**The records:**
------------------------------------------------
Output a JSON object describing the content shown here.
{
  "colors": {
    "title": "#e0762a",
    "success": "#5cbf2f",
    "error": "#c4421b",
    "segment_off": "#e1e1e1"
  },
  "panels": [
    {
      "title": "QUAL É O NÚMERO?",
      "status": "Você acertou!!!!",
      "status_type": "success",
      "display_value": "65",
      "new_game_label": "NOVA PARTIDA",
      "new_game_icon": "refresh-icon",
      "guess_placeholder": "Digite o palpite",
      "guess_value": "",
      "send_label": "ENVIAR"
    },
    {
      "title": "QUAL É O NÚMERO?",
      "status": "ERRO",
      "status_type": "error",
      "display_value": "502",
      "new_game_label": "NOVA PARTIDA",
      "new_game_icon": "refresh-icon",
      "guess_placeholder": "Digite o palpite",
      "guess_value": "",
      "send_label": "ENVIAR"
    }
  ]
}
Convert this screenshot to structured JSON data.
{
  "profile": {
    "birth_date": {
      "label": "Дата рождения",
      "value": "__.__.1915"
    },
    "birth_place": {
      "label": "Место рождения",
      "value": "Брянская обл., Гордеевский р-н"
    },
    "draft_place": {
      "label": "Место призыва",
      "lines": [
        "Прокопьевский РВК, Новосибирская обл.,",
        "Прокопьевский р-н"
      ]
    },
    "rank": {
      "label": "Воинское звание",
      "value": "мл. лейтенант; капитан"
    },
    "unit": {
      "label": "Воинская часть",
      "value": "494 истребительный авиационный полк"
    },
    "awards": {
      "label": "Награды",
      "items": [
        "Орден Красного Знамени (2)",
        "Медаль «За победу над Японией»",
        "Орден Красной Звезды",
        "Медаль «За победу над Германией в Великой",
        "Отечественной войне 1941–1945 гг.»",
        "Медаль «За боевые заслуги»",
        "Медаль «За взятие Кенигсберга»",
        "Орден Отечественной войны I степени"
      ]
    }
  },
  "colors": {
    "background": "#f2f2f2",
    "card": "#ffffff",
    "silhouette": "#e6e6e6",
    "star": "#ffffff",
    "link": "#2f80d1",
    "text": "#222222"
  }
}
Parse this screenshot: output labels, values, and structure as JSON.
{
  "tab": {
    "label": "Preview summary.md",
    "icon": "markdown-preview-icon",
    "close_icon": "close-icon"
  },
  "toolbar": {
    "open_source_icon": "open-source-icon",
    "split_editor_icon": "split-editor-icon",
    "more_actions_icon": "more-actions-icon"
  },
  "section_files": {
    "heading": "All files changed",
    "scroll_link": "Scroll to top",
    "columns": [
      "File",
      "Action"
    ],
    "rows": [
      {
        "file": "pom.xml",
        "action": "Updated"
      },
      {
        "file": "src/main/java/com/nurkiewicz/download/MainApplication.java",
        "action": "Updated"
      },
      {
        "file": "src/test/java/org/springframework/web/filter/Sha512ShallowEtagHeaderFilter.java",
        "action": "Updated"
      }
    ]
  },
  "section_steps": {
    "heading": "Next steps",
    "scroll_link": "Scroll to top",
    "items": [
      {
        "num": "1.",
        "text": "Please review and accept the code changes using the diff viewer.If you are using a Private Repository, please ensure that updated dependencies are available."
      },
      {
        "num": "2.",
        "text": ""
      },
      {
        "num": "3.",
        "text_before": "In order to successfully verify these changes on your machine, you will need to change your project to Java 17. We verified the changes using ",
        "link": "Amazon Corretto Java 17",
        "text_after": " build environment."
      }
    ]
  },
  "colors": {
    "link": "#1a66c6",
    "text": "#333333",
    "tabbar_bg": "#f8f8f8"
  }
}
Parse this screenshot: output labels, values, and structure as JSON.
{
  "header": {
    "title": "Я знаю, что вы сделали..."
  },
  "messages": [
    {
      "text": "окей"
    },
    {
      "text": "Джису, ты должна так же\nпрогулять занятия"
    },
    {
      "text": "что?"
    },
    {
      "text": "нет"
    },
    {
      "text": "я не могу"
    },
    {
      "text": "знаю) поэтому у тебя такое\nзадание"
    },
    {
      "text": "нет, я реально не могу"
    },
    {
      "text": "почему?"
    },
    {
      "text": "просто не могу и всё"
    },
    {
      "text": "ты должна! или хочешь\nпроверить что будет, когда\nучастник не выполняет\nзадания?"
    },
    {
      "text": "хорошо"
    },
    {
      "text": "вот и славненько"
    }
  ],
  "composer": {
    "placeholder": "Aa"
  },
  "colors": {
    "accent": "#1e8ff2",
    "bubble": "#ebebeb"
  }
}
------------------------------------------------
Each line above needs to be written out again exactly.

**Output of the task:**
Output a JSON object describing the content shown here.
{
  "colors": {
    "title": "#e0762a",
    "success": "#5cbf2f",
    "error": "#c4421b",
    "segment_off": "#e1e1e1"
  },
  "panels": [
    {
      "title": "QUAL É O NÚMERO?",
      "status": "Você acertou!!!!",
      "status_type": "success",
      "display_value": "65",
      "new_game_label": "NOVA PARTIDA",
      "new_game_icon": "refresh-icon",
      "guess_placeholder": "Digite o palpite",
      "guess_value": "",
      "send_label": "ENVIAR"
    },
    {
      "title": "QUAL É O NÚMERO?",
      "status": "ERRO",
      "status_type": "error",
      "display_value": "502",
      "new_game_label": "NOVA PARTIDA",
      "new_game_icon": "refresh-icon",
      "guess_placeholder": "Digite o palpite",
      "guess_value": "",
      "send_label": "ENVIAR"
    }
  ]
}
Convert this screenshot to structured JSON data.
{
  "profile": {
    "birth_date": {
      "label": "Дата рождения",
      "value": "__.__.1915"
    },
    "birth_place": {
      "label": "Место рождения",
      "value": "Брянская обл., Гордеевский р-н"
    },
    "draft_place": {
      "label": "Место призыва",
      "lines": [
        "Прокопьевский РВК, Новосибирская обл.,",
        "Прокопьевский р-н"
      ]
    },
    "rank": {
      "label": "Воинское звание",
      "value": "мл. лейтенант; капитан"
    },
    "unit": {
      "label": "Воинская часть",
      "value": "494 истребительный авиационный полк"
    },
    "awards": {
      "label": "Награды",
      "items": [
        "Орден Красного Знамени (2)",
        "Медаль «За победу над Японией»",
        "Орден Красной Звезды",
        "Медаль «За победу над Германией в Великой",
        "Отечественной войне 1941–1945 гг.»",
        "Медаль «За боевые заслуги»",
        "Медаль «За взятие Кенигсберга»",
        "Орден Отечественной войны I степени"
      ]
    }
  },
  "colors": {
    "background": "#f2f2f2",
    "card": "#ffffff",
    "silhouette": "#e6e6e6",
    "star": "#ffffff",
    "link": "#2f80d1",
    "text": "#222222"
  }
}
Parse this screenshot: output labels, values, and structure as JSON.
{
  "tab": {
    "label": "Preview summary.md",
    "icon": "markdown-preview-icon",
    "close_icon": "close-icon"
  },
  "toolbar": {
    "open_source_icon": "open-source-icon",
    "split_editor_icon": "split-editor-icon",
    "more_actions_icon": "more-actions-icon"
  },
  "section_files": {
    "heading": "All files changed",
    "scroll_link": "Scroll to top",
    "columns": [
      "File",
      "Action"
    ],
    "rows": [
      {
        "file": "pom.xml",
        "action": "Updated"
      },
      {
        "file": "src/main/java/com/nurkiewicz/download/MainApplication.java",
        "action": "Updated"
      },
      {
        "file": "src/test/java/org/springframework/web/filter/Sha512ShallowEtagHeaderFilter.java",
        "action": "Updated"
      }
    ]
  },
  "section_steps": {
    "heading": "Next steps",
    "scroll_link": "Scroll to top",
    "items": [
      {
        "num": "1.",
        "text": "Please review and accept the code changes using the diff viewer.If you are using a Private Repository, please ensure that updated dependencies are available."
      },
      {
        "num": "2.",
        "text": ""
      },
      {
        "num": "3.",
        "text_before": "In order to successfully verify these changes on your machine, you will need to change your project to Java 17. We verified the changes using ",
        "link": "Amazon Corretto Java 17",
        "text_after": " build environment."
      }
    ]
  },
  "colors": {
    "link": "#1a66c6",
    "text": "#333333",
    "tabbar_bg": "#f8f8f8"
  }
}
Parse this screenshot: output labels, values, and structure as JSON.
{
  "header": {
    "title": "Я знаю, что вы сделали..."
  },
  "messages": [
    {
      "text": "окей"
    },
    {
      "text": "Джису, ты должна так же\nпрогулять занятия"
    },
    {
      "text": "что?"
    },
    {
      "text": "нет"
    },
    {
      "text": "я не могу"
    },
    {
      "text": "знаю) поэтому у тебя такое\nзадание"
    },
    {
      "text": "нет, я реально не могу"
    },
    {
      "text": "почему?"
    },
    {
      "text": "просто не могу и всё"
    },
    {
      "text": "ты должна! или хочешь\nпроверить что будет, когда\nучастник не выполняет\nзадания?"
    },
    {
      "text": "хорошо"
    },
    {
      "text": "вот и славненько"
    }
  ],
  "composer": {
    "placeholder": "Aa"
  },
  "colors": {
    "accent": "#1e8ff2",
    "bubble": "#ebebeb"
  }
}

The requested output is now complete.